Element data from apps and pages |
****

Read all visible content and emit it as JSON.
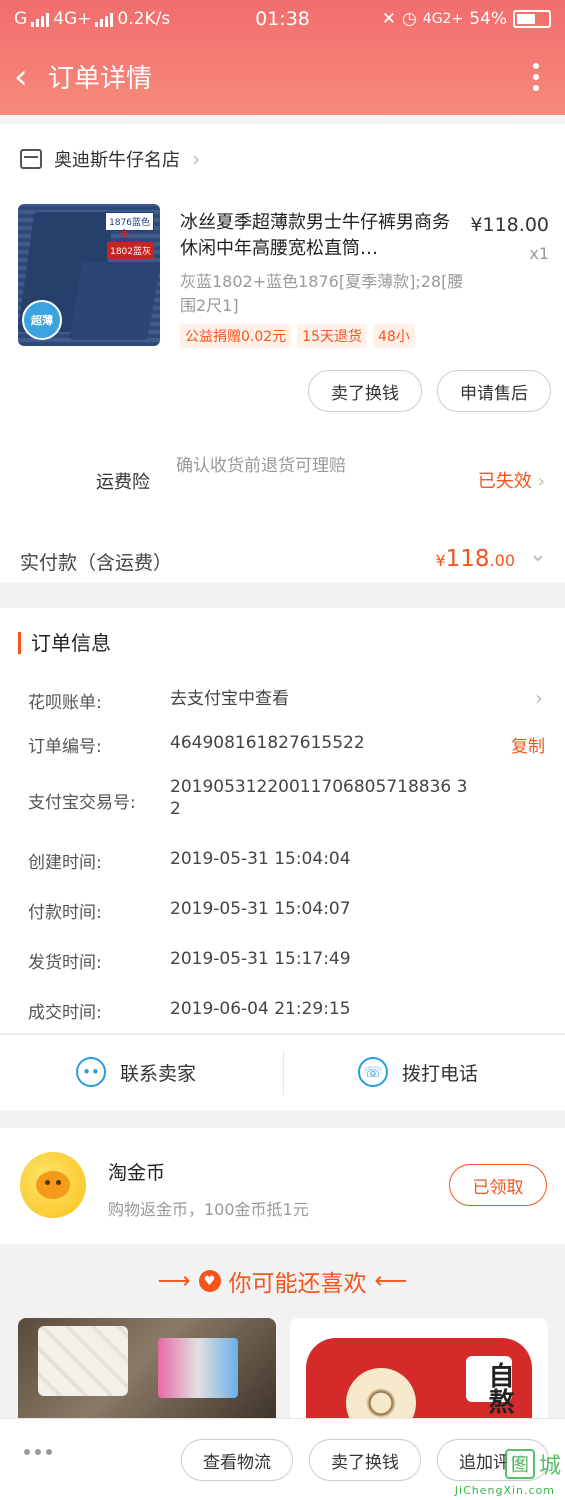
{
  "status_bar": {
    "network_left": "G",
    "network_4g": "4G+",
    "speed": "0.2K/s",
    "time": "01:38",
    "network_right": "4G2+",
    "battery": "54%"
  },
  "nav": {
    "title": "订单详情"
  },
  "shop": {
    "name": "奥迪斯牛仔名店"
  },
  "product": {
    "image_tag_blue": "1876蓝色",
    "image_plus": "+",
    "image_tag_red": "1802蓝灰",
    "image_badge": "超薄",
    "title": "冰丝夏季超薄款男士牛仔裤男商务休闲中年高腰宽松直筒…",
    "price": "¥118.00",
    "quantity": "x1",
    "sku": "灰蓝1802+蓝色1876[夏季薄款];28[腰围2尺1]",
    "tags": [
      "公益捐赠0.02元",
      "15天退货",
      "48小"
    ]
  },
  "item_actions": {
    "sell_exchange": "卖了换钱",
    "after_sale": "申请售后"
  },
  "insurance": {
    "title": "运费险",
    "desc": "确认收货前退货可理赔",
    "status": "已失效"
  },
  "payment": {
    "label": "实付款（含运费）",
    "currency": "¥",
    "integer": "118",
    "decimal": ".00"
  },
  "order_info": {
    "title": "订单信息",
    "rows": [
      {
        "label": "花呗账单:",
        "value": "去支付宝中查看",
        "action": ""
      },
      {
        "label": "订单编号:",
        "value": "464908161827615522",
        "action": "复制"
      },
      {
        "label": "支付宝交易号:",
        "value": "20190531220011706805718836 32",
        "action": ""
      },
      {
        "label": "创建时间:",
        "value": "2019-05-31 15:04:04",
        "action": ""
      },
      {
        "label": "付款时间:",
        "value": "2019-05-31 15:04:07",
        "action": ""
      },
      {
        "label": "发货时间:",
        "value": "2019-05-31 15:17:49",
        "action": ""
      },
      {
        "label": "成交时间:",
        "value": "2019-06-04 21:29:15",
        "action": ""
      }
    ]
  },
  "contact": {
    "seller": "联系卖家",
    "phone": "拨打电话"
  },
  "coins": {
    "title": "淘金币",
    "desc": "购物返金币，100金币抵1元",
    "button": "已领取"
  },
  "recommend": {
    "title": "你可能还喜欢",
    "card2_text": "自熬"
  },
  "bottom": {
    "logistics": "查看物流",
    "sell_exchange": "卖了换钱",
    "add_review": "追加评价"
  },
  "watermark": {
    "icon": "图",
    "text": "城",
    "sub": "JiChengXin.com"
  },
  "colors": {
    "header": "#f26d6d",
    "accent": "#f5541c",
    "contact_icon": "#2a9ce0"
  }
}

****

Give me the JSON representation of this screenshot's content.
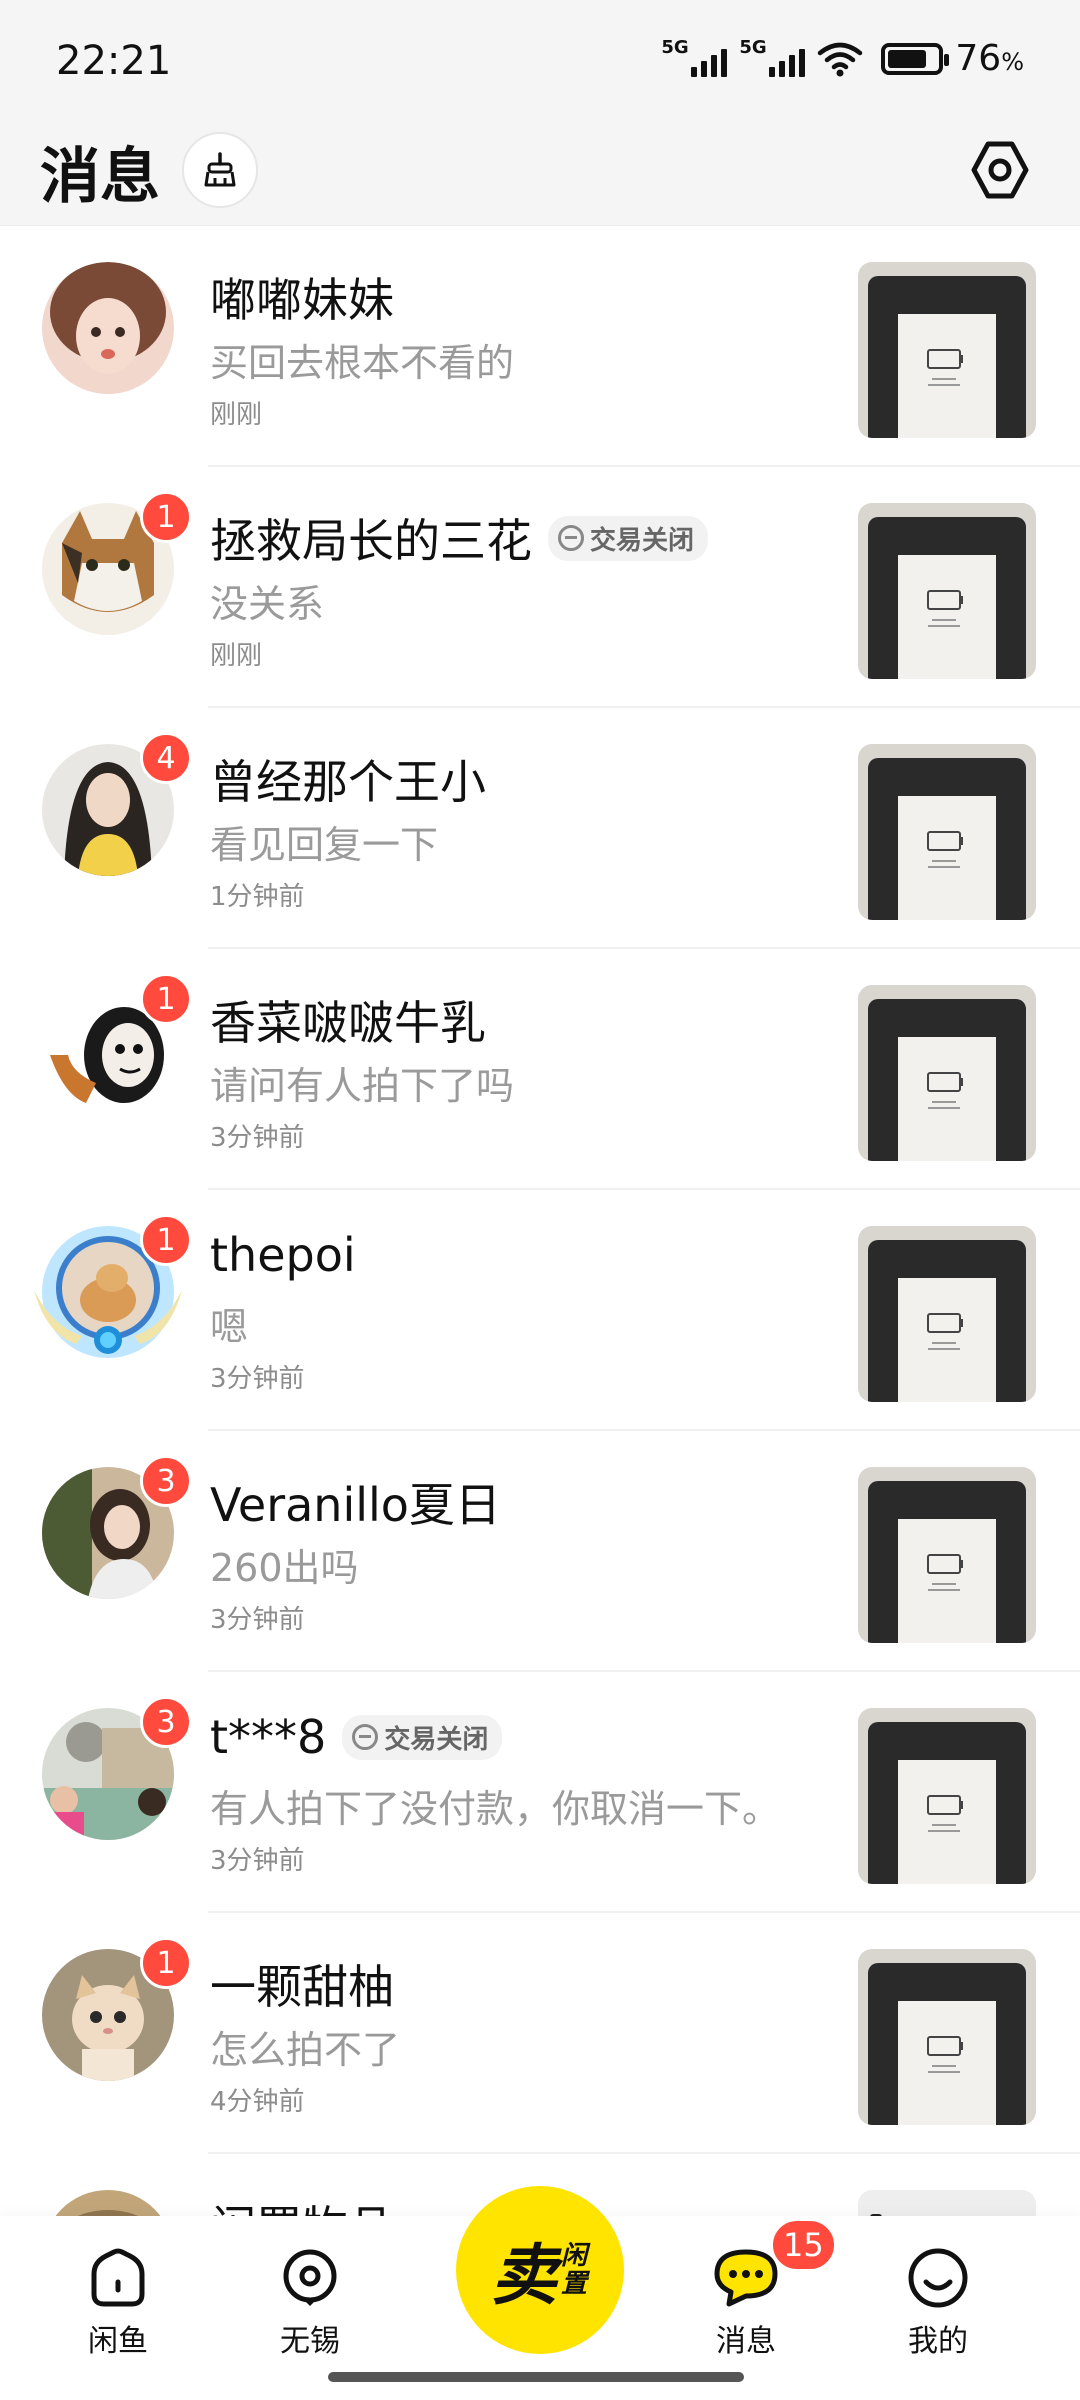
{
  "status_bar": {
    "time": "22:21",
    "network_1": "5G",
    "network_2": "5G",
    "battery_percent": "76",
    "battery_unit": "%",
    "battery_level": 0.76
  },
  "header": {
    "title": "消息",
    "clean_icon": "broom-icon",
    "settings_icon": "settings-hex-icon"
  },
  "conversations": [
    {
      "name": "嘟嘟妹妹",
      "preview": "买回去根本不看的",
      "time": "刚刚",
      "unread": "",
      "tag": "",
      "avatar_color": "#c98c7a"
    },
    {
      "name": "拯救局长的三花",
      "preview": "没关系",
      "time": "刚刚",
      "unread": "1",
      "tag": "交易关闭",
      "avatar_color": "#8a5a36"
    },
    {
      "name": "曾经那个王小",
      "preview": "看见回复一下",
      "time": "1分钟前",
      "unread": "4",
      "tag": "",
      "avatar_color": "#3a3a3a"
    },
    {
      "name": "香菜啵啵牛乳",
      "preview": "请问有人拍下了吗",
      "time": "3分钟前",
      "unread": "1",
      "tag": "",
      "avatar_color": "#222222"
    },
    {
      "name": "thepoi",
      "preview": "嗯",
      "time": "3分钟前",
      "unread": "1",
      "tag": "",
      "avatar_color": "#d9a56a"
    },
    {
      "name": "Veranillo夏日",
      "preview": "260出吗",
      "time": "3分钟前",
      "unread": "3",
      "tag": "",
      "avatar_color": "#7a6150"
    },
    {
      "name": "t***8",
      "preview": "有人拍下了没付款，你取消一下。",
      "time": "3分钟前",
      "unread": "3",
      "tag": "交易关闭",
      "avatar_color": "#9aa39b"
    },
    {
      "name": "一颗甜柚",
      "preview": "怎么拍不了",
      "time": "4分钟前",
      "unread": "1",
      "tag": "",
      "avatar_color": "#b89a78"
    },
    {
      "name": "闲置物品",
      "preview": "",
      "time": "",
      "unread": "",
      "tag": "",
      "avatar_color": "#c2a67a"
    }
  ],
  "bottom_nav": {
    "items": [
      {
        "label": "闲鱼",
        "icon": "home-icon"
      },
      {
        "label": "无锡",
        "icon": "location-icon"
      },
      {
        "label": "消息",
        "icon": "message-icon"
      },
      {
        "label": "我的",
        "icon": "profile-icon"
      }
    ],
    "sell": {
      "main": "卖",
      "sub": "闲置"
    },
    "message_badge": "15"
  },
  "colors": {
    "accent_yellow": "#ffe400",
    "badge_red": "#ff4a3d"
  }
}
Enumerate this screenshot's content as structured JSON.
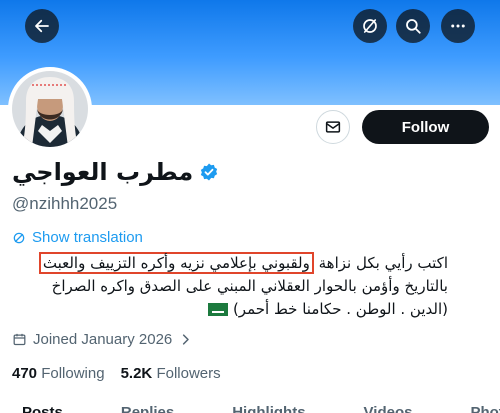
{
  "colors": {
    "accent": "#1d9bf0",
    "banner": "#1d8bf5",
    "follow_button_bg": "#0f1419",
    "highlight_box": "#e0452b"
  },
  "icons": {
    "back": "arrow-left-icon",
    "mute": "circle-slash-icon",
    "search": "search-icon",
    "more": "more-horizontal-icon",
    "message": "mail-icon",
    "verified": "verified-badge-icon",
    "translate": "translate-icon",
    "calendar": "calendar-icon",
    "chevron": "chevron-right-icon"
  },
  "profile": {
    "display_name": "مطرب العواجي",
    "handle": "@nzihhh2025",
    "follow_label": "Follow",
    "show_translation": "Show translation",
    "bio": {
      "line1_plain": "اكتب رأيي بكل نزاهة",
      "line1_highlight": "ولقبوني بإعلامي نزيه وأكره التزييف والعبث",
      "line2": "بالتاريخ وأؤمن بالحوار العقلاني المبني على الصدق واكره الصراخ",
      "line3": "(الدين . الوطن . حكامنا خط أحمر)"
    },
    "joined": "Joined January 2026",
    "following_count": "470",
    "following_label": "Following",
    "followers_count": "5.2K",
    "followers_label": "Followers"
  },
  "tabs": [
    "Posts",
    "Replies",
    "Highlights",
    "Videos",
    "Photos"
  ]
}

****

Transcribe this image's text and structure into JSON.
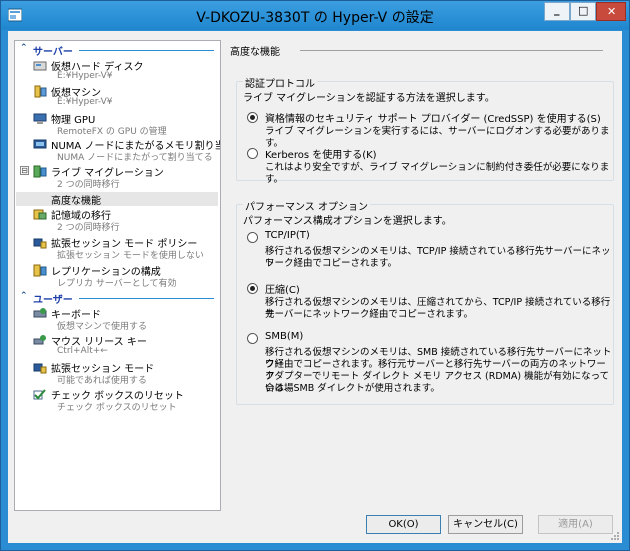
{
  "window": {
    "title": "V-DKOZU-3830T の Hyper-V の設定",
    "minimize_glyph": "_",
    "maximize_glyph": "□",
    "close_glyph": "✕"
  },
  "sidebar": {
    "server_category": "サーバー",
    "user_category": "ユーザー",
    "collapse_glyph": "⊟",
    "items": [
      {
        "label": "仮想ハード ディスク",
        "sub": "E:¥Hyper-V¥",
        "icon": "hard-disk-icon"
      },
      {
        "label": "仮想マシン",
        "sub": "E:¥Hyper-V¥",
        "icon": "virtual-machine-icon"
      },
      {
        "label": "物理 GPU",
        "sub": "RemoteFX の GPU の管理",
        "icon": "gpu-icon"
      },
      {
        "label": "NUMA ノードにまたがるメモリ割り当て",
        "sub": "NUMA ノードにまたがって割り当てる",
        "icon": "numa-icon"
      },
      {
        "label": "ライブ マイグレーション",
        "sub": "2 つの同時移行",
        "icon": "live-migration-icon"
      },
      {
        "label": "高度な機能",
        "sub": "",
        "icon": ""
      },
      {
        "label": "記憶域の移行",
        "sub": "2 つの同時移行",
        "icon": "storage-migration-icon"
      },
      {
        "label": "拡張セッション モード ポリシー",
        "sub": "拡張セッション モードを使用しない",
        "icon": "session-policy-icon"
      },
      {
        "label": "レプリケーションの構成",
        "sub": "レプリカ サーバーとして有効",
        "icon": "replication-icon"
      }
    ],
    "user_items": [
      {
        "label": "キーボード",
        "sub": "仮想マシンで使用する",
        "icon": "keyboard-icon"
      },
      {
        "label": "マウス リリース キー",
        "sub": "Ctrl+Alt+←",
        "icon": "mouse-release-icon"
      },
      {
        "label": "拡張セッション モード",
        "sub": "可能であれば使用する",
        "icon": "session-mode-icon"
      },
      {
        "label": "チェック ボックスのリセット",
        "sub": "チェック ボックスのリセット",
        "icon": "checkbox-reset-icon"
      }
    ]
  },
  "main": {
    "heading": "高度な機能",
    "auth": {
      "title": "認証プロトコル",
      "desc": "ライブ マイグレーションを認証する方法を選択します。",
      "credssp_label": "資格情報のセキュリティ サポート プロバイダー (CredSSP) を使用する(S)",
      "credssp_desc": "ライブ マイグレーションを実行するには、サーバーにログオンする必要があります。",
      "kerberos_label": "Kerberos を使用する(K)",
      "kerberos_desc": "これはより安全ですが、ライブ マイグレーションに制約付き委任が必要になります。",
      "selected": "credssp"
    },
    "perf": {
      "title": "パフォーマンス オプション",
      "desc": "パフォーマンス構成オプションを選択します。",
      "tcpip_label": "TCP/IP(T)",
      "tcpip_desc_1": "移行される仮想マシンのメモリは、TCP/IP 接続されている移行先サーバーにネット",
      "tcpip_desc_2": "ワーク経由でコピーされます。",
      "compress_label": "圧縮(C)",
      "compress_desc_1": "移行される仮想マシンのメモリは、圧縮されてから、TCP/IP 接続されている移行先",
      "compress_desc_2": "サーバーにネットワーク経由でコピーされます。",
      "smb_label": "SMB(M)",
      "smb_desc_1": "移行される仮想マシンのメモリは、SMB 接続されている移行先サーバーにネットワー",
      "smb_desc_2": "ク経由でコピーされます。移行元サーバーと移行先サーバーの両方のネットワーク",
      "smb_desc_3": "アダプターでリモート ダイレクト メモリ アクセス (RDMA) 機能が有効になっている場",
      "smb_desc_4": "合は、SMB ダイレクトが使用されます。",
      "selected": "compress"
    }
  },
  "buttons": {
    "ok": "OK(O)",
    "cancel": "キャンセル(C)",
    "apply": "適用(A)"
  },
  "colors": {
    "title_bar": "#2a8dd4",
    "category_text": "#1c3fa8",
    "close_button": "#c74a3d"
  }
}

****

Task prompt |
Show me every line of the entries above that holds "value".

Solution for this exercise |
        "value": "去支付宝中查看",
        "value": "464908161827615522",
        "value": "20190531220011706805718836 32",
        "value": "2019-05-31 15:04:04",
        "value": "2019-05-31 15:04:07",
        "value": "2019-05-31 15:17:49",
        "value": "2019-06-04 21:29:15",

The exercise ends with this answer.